Aquaponics and hydroponics are both soil-less methods of growing plants, but they differ in how they provide nutrients to the plants. Aquaponics uses fish waste to provide nutrients to plants, whereas hydroponics uses a nutrient solution. Additionally, aquaponics systems include fish, which are an important component of the ecosystem.

Can you list the pros and cons of aquaponics vs hydroponics?

Aquaponics has several advantages over hydroponics, including the ability to produce both plants and fish in the same system, reduced water usage, and the ability to produce organic produce. However, aquaponics can also be more complex and expensive to set up and maintain compared to hydroponics.

What types of plants are best suited for aquaponics vs hydroponics?

Both aquaponics and hydroponics can grow a wide variety of plants, but certain plants may prefer one system over the other. For example, plants that prefer a higher pH may do better in hydroponics, while plants that prefer a lower pH may do better in aquaponics.

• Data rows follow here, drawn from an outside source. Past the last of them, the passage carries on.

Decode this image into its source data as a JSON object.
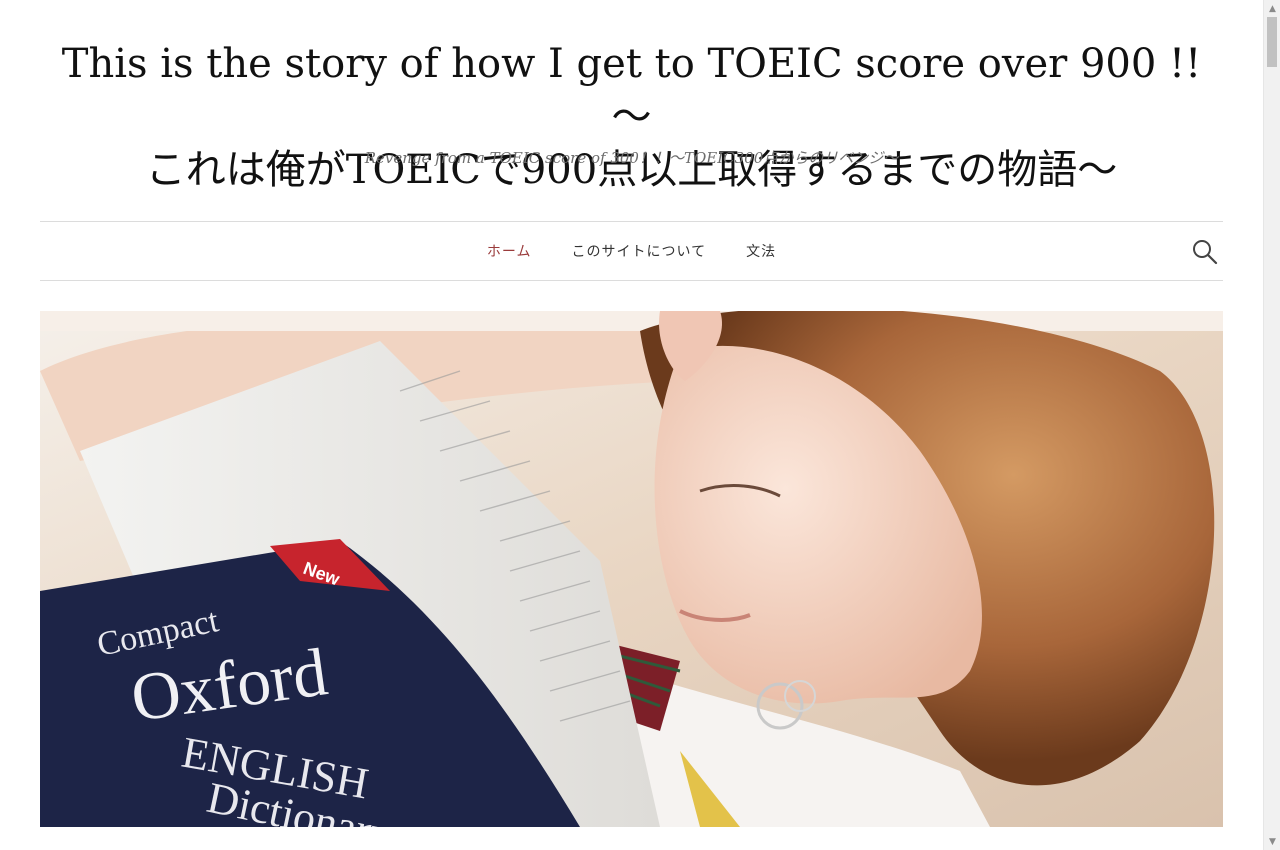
{
  "header": {
    "title_line1": "This is the story of how I get to TOEIC score over 900 !! ～",
    "title_line2": "これは俺がTOEICで900点以上取得するまでの物語～",
    "tagline": "Revenge from a TOEIC score of 300！！～TOEIC300点からのリベンジ～"
  },
  "nav": {
    "items": [
      {
        "label": "ホーム",
        "active": true
      },
      {
        "label": "このサイトについて",
        "active": false
      },
      {
        "label": "文法",
        "active": false
      }
    ],
    "search_icon": "search-icon"
  },
  "hero": {
    "book_text": {
      "badge": "New",
      "line1": "Compact",
      "line2": "Oxford",
      "line3": "ENGLISH",
      "line4": "Dictionary"
    }
  },
  "colors": {
    "accent": "#9a3b3b",
    "tagline": "#6d6d6d",
    "divider": "#dcdcdc"
  }
}
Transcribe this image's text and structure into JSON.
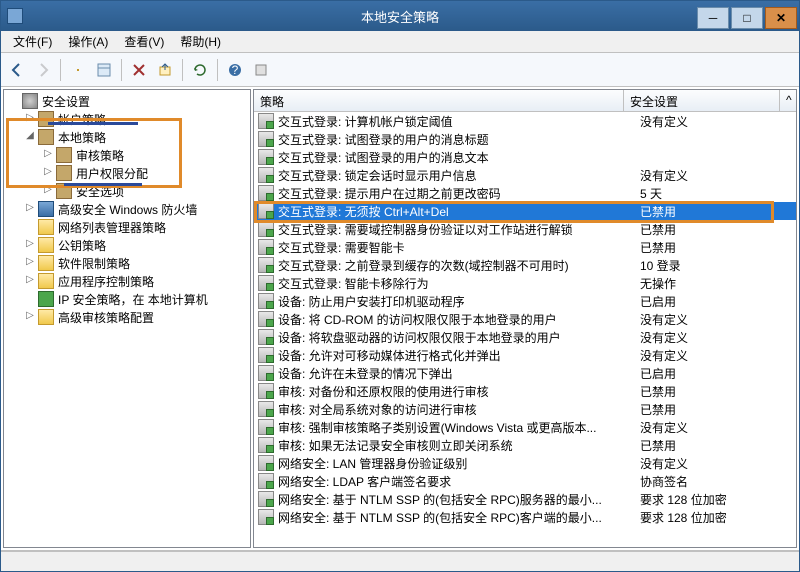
{
  "window": {
    "title": "本地安全策略"
  },
  "menu": {
    "file": "文件(F)",
    "action": "操作(A)",
    "view": "查看(V)",
    "help": "帮助(H)"
  },
  "tree": {
    "root": "安全设置",
    "items": [
      {
        "label": "帐户策略",
        "icon": "book",
        "expand": "▷"
      },
      {
        "label": "本地策略",
        "icon": "book",
        "expand": "◢"
      },
      {
        "label": "审核策略",
        "icon": "book",
        "indent": 2,
        "expand": "▷"
      },
      {
        "label": "用户权限分配",
        "icon": "book",
        "indent": 2,
        "expand": "▷"
      },
      {
        "label": "安全选项",
        "icon": "book",
        "indent": 2,
        "expand": "▷"
      },
      {
        "label": "高级安全 Windows 防火墙",
        "icon": "shield",
        "expand": "▷"
      },
      {
        "label": "网络列表管理器策略",
        "icon": "folder"
      },
      {
        "label": "公钥策略",
        "icon": "folder",
        "expand": "▷"
      },
      {
        "label": "软件限制策略",
        "icon": "folder",
        "expand": "▷"
      },
      {
        "label": "应用程序控制策略",
        "icon": "folder",
        "expand": "▷"
      },
      {
        "label": "IP 安全策略，在 本地计算机",
        "icon": "ip"
      },
      {
        "label": "高级审核策略配置",
        "icon": "folder",
        "expand": "▷"
      }
    ]
  },
  "columns": {
    "name": "策略",
    "setting": "安全设置"
  },
  "rows": [
    {
      "name": "交互式登录: 计算机帐户锁定阈值",
      "setting": "没有定义"
    },
    {
      "name": "交互式登录: 试图登录的用户的消息标题",
      "setting": ""
    },
    {
      "name": "交互式登录: 试图登录的用户的消息文本",
      "setting": ""
    },
    {
      "name": "交互式登录: 锁定会话时显示用户信息",
      "setting": "没有定义"
    },
    {
      "name": "交互式登录: 提示用户在过期之前更改密码",
      "setting": "5 天"
    },
    {
      "name": "交互式登录: 无须按 Ctrl+Alt+Del",
      "setting": "已禁用",
      "selected": true
    },
    {
      "name": "交互式登录: 需要域控制器身份验证以对工作站进行解锁",
      "setting": "已禁用"
    },
    {
      "name": "交互式登录: 需要智能卡",
      "setting": "已禁用"
    },
    {
      "name": "交互式登录: 之前登录到缓存的次数(域控制器不可用时)",
      "setting": "10 登录"
    },
    {
      "name": "交互式登录: 智能卡移除行为",
      "setting": "无操作"
    },
    {
      "name": "设备: 防止用户安装打印机驱动程序",
      "setting": "已启用"
    },
    {
      "name": "设备: 将 CD-ROM 的访问权限仅限于本地登录的用户",
      "setting": "没有定义"
    },
    {
      "name": "设备: 将软盘驱动器的访问权限仅限于本地登录的用户",
      "setting": "没有定义"
    },
    {
      "name": "设备: 允许对可移动媒体进行格式化并弹出",
      "setting": "没有定义"
    },
    {
      "name": "设备: 允许在未登录的情况下弹出",
      "setting": "已启用"
    },
    {
      "name": "审核: 对备份和还原权限的使用进行审核",
      "setting": "已禁用"
    },
    {
      "name": "审核: 对全局系统对象的访问进行审核",
      "setting": "已禁用"
    },
    {
      "name": "审核: 强制审核策略子类别设置(Windows Vista 或更高版本...",
      "setting": "没有定义"
    },
    {
      "name": "审核: 如果无法记录安全审核则立即关闭系统",
      "setting": "已禁用"
    },
    {
      "name": "网络安全: LAN 管理器身份验证级别",
      "setting": "没有定义"
    },
    {
      "name": "网络安全: LDAP 客户端签名要求",
      "setting": "协商签名"
    },
    {
      "name": "网络安全: 基于 NTLM SSP 的(包括安全 RPC)服务器的最小...",
      "setting": "要求 128 位加密"
    },
    {
      "name": "网络安全: 基于 NTLM SSP 的(包括安全 RPC)客户端的最小...",
      "setting": "要求 128 位加密"
    }
  ]
}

How do fish contribute to the aquaponics ecosystem and what species are commonly used?

Fish are an important component of the aquaponics ecosystem, as their waste provides nutrients to the plants. Commonly used fish species in aquaponics include tilapia, trout, and catfish, among others.

What are the common challenges and limitations when operating an aquaponics system?

Common challenges when operating an aquaponics system include maintaining proper water quality, ensuring adequate oxygen levels for fish, and preventing disease outbreaks. Additionally, aquaponics systems can be more complex and require more maintenance compared to hydroponics.

What about growth rate of plants in an aquaponics vs hydroponics comparison?

The growth rate of plants in aquaponics and hydroponics can be similar, but it ultimately depends on the specific system and plants being grown. Aquaponics may have a slight advantage due to the additional nutrients provided by the fish waste.

Avatar photo

Gary Stevens

My initial goal to control the quality, health, and safety of my food led me to discover the wonders of greenhouse gardening and to share those wonders with the widest possible audience. I'll never stop learning about this fascinating topic, and I'm thrilled to be able to share it with others.

More to Explore